They will have to complete a series of missions based on a section of the curriculum. For relative motion they will have to plan a flight path to intercept the villains plane. For projectile motion they’ll have to determine where the bomb lands when dropped from the plane. Use their knowledge of electric circuits to disable the bomb. They’ll have to read through the mission documents (course notes) and train on simulations (labs and practice problems) to learn the skills needed to complete each mission. When they feel ready to complete the mission they can complete an online quiz on the Moodle site.
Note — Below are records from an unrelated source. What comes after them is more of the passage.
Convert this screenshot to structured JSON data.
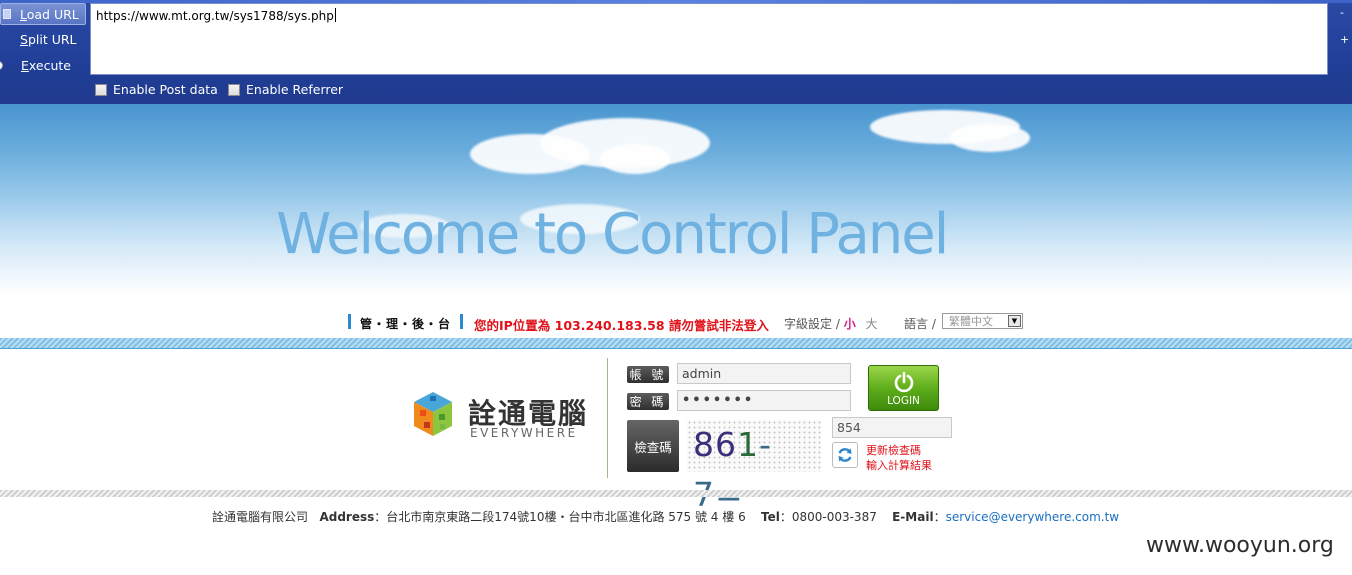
{
  "hackbar": {
    "load_url": "Load URL",
    "split_url": "Split URL",
    "execute": "Execute",
    "url_value": "https://www.mt.org.tw/sys1788/sys.php",
    "enable_post": "Enable Post data",
    "enable_referrer": "Enable Referrer",
    "minus": "-",
    "plus": "+"
  },
  "banner": {
    "title": "Welcome to Control Panel"
  },
  "infobar": {
    "admin_label": "管・理・後・台",
    "ip_warning": "您的IP位置為 103.240.183.58 請勿嘗試非法登入",
    "font_setting": "字級設定 /",
    "font_small": "小",
    "font_large": "大",
    "language": "語言 /",
    "language_value": "繁體中文"
  },
  "brand": {
    "name": "詮通電腦",
    "sub": "EVERYWHERE"
  },
  "login": {
    "user_tag": "帳 號",
    "user_value": "admin",
    "pass_tag": "密 碼",
    "pass_value": "•••••••",
    "code_tag": "檢查碼",
    "captcha_a": "86",
    "captcha_b": "1",
    "captcha_c": "- 7=",
    "captcha_answer": "854",
    "button": "LOGIN",
    "refresh_line1": "更新檢查碼",
    "refresh_line2": "輸入計算結果"
  },
  "footer": {
    "company": "詮通電腦有限公司",
    "address_label": "Address",
    "address": "：台北市南京東路二段174號10樓・台中市北區進化路 575 號 4 樓 6",
    "tel_label": "Tel",
    "tel": "：0800-003-387",
    "email_label": "E-Mail",
    "email_sep": "：",
    "email": "service@everywhere.com.tw"
  },
  "watermark": "www.wooyun.org",
  "colors": {
    "hackbar_bg": "#213f98",
    "warning_red": "#e0121a",
    "title_blue": "#6fb1e0",
    "login_green": "#5fae1c"
  }
}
Today however I started to think, could the students also choose to play as the villain? Most games these days allow you to choose a side, why not this one? The villain would still complete missions (schemes?) but obviously they will be slightly different: determine the release point to drop the bomb, determine the energy required to place a spy satellite in orbit, etc
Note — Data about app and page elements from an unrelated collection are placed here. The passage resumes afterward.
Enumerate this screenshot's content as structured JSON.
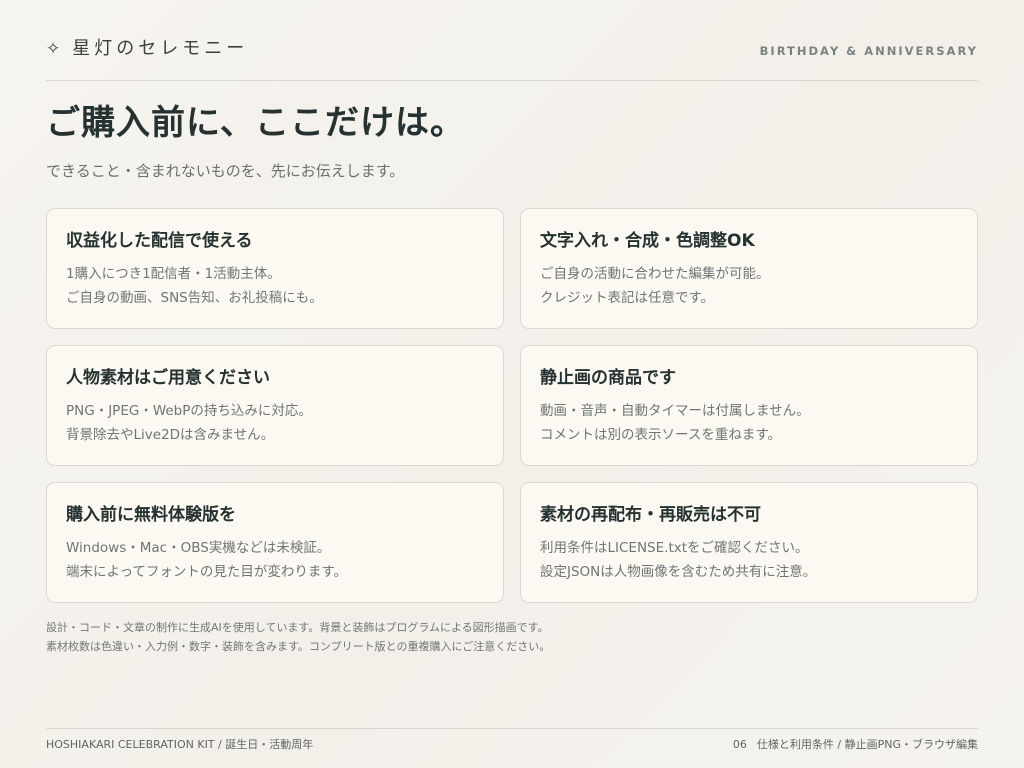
{
  "header": {
    "brand_icon": "✧",
    "brand_name": "星灯のセレモニー",
    "tagline": "BIRTHDAY & ANNIVERSARY"
  },
  "main": {
    "title": "ご購入前に、ここだけは。",
    "subtitle": "できること・含まれないものを、先にお伝えします。",
    "cards": [
      {
        "title": "収益化した配信で使える",
        "lines": [
          "1購入につき1配信者・1活動主体。",
          "ご自身の動画、SNS告知、お礼投稿にも。"
        ]
      },
      {
        "title": "文字入れ・合成・色調整OK",
        "lines": [
          "ご自身の活動に合わせた編集が可能。",
          "クレジット表記は任意です。"
        ]
      },
      {
        "title": "人物素材はご用意ください",
        "lines": [
          "PNG・JPEG・WebPの持ち込みに対応。",
          "背景除去やLive2Dは含みません。"
        ]
      },
      {
        "title": "静止画の商品です",
        "lines": [
          "動画・音声・自動タイマーは付属しません。",
          "コメントは別の表示ソースを重ねます。"
        ]
      },
      {
        "title": "購入前に無料体験版を",
        "lines": [
          "Windows・Mac・OBS実機などは未検証。",
          "端末によってフォントの見た目が変わります。"
        ]
      },
      {
        "title": "素材の再配布・再販売は不可",
        "lines": [
          "利用条件はLICENSE.txtをご確認ください。",
          "設定JSONは人物画像を含むため共有に注意。"
        ]
      }
    ],
    "notes": [
      "設計・コード・文章の制作に生成AIを使用しています。背景と装飾はプログラムによる図形描画です。",
      "素材枚数は色違い・入力例・数字・装飾を含みます。コンプリート版との重複購入にご注意ください。"
    ]
  },
  "footer": {
    "left": "HOSHIAKARI CELEBRATION KIT / 誕生日・活動周年",
    "page_number": "06",
    "section": "仕様と利用条件 / 静止画PNG・ブラウザ編集"
  }
}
I’m not sure how to set this up on the Moodle site. Two separate courses? However I could keep track of each side (heroes vs villains) and have a leader board to see which side is winning based on accumulated points.
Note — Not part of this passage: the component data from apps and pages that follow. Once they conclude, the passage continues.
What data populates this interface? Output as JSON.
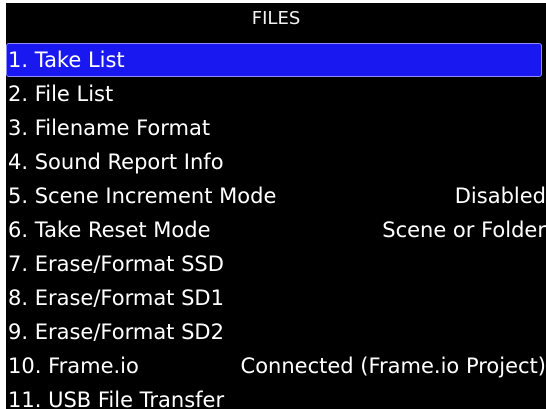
{
  "header": {
    "title": "FILES"
  },
  "menu": {
    "items": [
      {
        "label": "1. Take List",
        "value": ""
      },
      {
        "label": "2. File List",
        "value": ""
      },
      {
        "label": "3. Filename Format",
        "value": ""
      },
      {
        "label": "4. Sound Report Info",
        "value": ""
      },
      {
        "label": "5. Scene Increment Mode",
        "value": "Disabled"
      },
      {
        "label": "6. Take Reset Mode",
        "value": "Scene or Folder"
      },
      {
        "label": "7. Erase/Format SSD",
        "value": ""
      },
      {
        "label": "8. Erase/Format SD1",
        "value": ""
      },
      {
        "label": "9. Erase/Format SD2",
        "value": ""
      },
      {
        "label": "10. Frame.io",
        "value": "Connected (Frame.io Project)"
      },
      {
        "label": "11. USB File Transfer",
        "value": ""
      }
    ],
    "selected_index": 0
  },
  "colors": {
    "background": "#000000",
    "text": "#ffffff",
    "selection": "#1a18f0"
  }
}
The first step in the redesign was to get approval from Continuing Education. Not only did they say go ahead but they were enthusiastic about the project and wanted to know what resources I would need. So I made a list:
Apple equivalent of MS Office
Pages – word processor
Numbers – spreadsheet (used by students for data analysis and graphing data)
Keynote – used for presentations in the screencasts. Also by students for presenting to class?
Learning management system. Students login to the classroom, take online quizzes. Online grades? Student discussion forums? Could be used by other teachers for online classes as well. Students can access using app for iPhone or iPad.
To host the Moodle software
Free from school district?
$50/year for commercial hosting and domain registry
I’m not entirely sure why but the only hiccup seems to be the web-hosting but the rest of the requirements have been ordered! In the meantime I went ahead and found a local web hosting company (CanadianWebHosting) and set up this blog as well as a Moodle site for the course. I decided to go with Canadian Web Hosting because they had installers for both WordPress and Moodle which made setting up both a breeze.
So for the next little while I’ll be teaching myself how to use Moodle and trying to determine the best way to set up the class.
Welcome to my blog. I’ll be using this to document my journey as I redesign my physics class. The idea for this was inspired by Paul Andersons TED talk.
I have been teaching physics 12 two nights a week through continuing education (first in New Westminster and more recently Richmond) for the past 10 years. As a continuing education class I struggle with a number of issues;
Many of the students are adults who have been out of school for a number of years. It takes them a while to get up to speed on the basic skills that their younger classmates have been using on a regular basis.
Attendance. As I said the class is only twice per week for 34 sessions. It is very common for students to miss an entire week of class leaving them to struggle to catch up when they return.
ESL students. One semester, when the class was working on a lab, I remember thinking to myself “I am the only person that speaks English as my primary language in this room”. Obviously a traditional lecture style classroom doesn’t help students that struggle with the English language.
When I first saw Paul’s talk I knew that I wanted to redesign my class. This “flipped” classroom format along with a standards-based grading scheme will be perfect for my situation. Students will have to take ownership of their own learning. Class time will be focused on mastering learning objectives rather than listening to lecture content. By moving the content to an online learning environment students will be able to learn at their own pace and students that struggle with English can take the time to interpret the material.
It will be a lot of work for me over the summer but I think it will create a much better learning environment for the students.